TASK GOAL - Look through the entries below and return all lines including the word "icon".

SOURCE INFORMATION -
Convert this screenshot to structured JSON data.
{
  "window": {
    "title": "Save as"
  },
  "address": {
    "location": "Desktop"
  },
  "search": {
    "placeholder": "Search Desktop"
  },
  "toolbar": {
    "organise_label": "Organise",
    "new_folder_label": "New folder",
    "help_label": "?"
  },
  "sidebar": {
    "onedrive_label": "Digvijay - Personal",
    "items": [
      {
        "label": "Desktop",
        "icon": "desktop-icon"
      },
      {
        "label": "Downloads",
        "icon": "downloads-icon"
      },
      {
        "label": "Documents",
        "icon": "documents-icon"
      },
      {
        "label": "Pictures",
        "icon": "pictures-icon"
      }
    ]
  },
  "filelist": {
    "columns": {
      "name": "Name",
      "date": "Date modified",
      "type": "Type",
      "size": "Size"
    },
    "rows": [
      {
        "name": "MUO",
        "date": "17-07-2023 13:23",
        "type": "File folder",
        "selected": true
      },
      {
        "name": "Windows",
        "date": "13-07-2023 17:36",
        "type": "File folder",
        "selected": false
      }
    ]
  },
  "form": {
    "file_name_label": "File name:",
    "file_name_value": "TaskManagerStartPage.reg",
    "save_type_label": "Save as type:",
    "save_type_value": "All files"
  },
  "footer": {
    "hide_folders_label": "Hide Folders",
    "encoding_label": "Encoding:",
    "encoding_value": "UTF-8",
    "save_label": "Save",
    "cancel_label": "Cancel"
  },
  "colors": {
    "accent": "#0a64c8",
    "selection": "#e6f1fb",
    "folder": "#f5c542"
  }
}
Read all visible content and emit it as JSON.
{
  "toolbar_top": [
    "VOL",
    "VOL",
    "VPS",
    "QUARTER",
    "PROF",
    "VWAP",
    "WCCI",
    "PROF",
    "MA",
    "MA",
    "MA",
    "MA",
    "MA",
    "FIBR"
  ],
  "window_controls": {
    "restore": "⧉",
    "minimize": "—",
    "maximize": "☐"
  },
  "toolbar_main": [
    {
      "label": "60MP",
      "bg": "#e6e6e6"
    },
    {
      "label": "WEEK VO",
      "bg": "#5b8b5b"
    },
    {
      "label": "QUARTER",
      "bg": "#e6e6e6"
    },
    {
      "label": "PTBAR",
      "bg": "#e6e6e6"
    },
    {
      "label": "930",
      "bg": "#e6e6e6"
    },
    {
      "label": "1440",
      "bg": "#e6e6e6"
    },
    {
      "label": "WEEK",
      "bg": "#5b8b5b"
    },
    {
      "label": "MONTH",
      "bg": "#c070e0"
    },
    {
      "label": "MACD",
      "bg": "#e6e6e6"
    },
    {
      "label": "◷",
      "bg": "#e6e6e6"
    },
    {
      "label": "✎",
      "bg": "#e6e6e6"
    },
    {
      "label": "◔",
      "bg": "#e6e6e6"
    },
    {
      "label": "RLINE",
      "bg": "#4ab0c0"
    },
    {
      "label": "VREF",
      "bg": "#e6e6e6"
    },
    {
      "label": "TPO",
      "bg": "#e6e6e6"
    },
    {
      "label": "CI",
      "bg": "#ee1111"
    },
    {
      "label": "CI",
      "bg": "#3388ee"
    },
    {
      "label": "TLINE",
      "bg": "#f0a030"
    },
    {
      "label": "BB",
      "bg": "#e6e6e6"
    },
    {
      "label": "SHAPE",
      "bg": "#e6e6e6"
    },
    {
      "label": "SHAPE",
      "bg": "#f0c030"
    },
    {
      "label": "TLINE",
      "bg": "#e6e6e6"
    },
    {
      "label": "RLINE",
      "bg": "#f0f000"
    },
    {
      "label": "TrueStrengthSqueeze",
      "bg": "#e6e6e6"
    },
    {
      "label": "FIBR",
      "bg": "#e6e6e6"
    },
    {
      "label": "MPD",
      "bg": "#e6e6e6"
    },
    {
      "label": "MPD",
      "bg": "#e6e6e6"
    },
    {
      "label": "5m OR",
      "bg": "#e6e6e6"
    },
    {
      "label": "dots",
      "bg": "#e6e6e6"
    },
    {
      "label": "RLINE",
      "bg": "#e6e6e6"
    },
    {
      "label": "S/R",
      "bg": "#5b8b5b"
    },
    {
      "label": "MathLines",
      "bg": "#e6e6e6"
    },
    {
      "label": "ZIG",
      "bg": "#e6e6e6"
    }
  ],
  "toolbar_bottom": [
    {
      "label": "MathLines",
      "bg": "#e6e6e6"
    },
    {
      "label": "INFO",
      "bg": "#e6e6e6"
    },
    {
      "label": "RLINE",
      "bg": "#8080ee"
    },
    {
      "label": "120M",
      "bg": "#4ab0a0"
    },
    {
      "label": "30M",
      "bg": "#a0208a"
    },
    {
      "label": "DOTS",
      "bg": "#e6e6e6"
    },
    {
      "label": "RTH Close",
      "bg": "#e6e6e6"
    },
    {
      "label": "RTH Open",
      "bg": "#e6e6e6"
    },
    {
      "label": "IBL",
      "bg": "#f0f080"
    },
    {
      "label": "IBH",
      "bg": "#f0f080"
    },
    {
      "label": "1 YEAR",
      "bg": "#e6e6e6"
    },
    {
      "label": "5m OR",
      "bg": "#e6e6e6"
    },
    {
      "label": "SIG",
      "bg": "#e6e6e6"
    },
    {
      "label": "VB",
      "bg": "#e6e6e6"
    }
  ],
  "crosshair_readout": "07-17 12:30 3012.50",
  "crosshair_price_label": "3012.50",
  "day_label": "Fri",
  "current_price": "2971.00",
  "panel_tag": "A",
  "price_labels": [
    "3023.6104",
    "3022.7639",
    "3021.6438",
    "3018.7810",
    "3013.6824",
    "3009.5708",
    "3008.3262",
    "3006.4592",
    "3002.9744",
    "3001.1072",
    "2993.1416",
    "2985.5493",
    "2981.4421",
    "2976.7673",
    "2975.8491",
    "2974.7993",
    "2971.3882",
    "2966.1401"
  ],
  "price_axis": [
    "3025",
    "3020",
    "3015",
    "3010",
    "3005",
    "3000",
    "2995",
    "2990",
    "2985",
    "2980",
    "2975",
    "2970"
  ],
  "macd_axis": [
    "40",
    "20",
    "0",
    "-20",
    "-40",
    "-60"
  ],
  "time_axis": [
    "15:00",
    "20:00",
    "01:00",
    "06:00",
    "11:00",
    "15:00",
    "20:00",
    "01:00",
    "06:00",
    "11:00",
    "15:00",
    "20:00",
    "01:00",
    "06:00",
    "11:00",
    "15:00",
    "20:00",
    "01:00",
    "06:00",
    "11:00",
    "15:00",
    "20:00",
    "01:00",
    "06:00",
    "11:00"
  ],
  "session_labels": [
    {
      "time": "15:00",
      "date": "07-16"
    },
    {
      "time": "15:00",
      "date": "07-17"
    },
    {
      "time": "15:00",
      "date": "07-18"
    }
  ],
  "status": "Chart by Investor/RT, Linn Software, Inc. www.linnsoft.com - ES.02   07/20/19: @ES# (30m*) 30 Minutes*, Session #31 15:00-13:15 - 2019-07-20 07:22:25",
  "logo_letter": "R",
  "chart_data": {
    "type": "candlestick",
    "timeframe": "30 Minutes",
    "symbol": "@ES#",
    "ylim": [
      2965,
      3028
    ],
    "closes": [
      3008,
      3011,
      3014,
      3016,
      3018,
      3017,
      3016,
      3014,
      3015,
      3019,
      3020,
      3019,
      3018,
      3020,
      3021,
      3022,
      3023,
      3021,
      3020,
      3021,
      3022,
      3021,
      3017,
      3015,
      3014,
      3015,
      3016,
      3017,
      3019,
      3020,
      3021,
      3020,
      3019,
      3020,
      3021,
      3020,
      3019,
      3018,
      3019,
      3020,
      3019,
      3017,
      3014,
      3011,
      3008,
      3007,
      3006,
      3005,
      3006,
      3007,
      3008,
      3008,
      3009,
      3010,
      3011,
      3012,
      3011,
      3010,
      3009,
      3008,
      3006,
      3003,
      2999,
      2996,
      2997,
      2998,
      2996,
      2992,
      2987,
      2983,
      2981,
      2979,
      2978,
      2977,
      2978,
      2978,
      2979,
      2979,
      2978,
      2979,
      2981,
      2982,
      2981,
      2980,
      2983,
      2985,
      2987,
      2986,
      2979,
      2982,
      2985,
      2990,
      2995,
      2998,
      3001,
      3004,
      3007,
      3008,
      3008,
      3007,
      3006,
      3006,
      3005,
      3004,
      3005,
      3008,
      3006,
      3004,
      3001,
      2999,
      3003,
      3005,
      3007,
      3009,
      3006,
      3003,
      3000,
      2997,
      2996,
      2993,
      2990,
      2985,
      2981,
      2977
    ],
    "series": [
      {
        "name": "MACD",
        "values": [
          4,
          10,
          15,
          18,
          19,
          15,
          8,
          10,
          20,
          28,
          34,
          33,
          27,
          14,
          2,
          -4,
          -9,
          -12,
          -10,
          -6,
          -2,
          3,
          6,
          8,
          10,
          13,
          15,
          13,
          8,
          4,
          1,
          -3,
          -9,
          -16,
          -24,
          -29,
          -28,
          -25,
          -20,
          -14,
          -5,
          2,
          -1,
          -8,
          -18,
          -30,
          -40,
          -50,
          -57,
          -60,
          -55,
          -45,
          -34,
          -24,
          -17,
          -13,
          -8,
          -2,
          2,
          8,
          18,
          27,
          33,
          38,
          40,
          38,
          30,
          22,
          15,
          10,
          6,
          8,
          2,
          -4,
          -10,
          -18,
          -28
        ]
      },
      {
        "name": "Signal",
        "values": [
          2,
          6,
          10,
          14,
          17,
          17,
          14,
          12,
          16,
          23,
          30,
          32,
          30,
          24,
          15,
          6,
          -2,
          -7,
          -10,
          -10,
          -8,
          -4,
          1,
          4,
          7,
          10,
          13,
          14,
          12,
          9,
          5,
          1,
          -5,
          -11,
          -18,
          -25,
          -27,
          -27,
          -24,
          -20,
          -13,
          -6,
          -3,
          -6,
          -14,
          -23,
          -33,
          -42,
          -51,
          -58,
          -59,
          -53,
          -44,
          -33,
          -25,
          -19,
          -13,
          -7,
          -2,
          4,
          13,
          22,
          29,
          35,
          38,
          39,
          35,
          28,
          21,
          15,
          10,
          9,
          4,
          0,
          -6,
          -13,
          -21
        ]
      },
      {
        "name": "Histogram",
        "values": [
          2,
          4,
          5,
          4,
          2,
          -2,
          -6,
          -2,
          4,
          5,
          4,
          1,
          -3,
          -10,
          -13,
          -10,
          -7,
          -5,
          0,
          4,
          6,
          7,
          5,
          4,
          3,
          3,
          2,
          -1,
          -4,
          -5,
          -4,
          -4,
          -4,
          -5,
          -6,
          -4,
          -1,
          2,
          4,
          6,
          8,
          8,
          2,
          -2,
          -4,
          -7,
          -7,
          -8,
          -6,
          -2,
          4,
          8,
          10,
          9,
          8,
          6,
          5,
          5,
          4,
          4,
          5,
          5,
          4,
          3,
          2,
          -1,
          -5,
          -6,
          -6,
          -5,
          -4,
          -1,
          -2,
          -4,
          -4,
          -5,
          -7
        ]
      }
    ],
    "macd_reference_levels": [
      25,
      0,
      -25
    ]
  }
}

RESULT BELOW -
        "icon": "desktop-icon"
        "icon": "downloads-icon"
        "icon": "documents-icon"
        "icon": "pictures-icon"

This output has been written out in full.